The Secretary of Commerce (Roper) to the Secretary of State

My Dear Mr. Secretary: In reply to your communication of March 14, 1933 (Le–711.428 Queen City/107 [111]),37 enclosing a copy of a dispatch from the American Legation at Ottawa, it is noted that The Secretary of State for External Affairs for Canada, states “There are undoubtedly fundamental questions susceptible of adjustment and settlement only by means of a complete revision of the present fisheries arrangements between the two countries. The Canadian government would be prepared to commence a consideration of the present fisheries arrangements, with a view to the mutual benefit of those engaged in the fisheries in both countries.”

[Page 78]

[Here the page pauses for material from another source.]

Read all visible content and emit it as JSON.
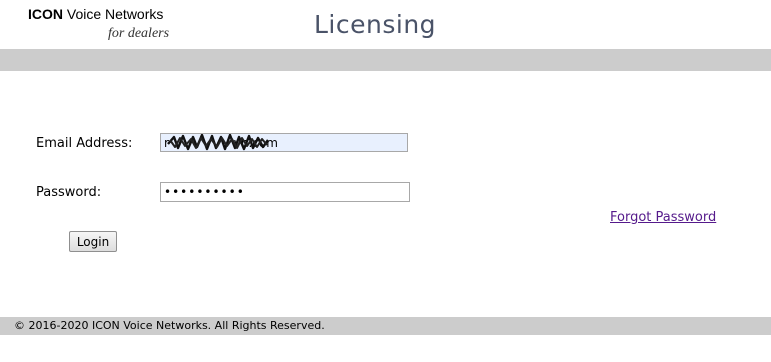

I am informed by the Commissioner of Fisheries of this Department that one of the most pressing problems from our point of view is to obtain consent of the United States Senate to ratification of the pending Fraser River Sockeye Salmon Fisheries Convention.38 As Canada has already approved of this Convention, it appears that the obligation for initiating further action in this case rests with the United States.

I am also informed that if our Great Lakes fisheries are to be properly administered and the danger of their economic exhaustion eliminated, the natural procedure would be through a convention with Canada along the lines of the existing halibut convention of the eastern north Pacific39 and the pending sockeye salmon treaty. Because of the opposition of certain influential persons connected with our Great Lakes fisheries, the Department has hesitated to recommend the initiation of negotiations to that end. It is believed that the opposition has been slowly losing ground and careful consideration should be given as to whether we are not nearing the time for such action.

As to the need for consideration of other fisheries arrangements between the two countries, it is suggested that the State Department may wish to inquire as to the nature of the questions which Canada desires to have considered.

The action taken by the Canadian Government in providing for the release of certain American fishing vessels is appreciated.

Sincerely yours,

Daniel C. Roper
  1. Not printed.
  2. Convention of May 26, 1930, Foreign Relations, 1930, vol. i, p. 505.
  3. Convention of May 9, 1930, ibid., p. 518.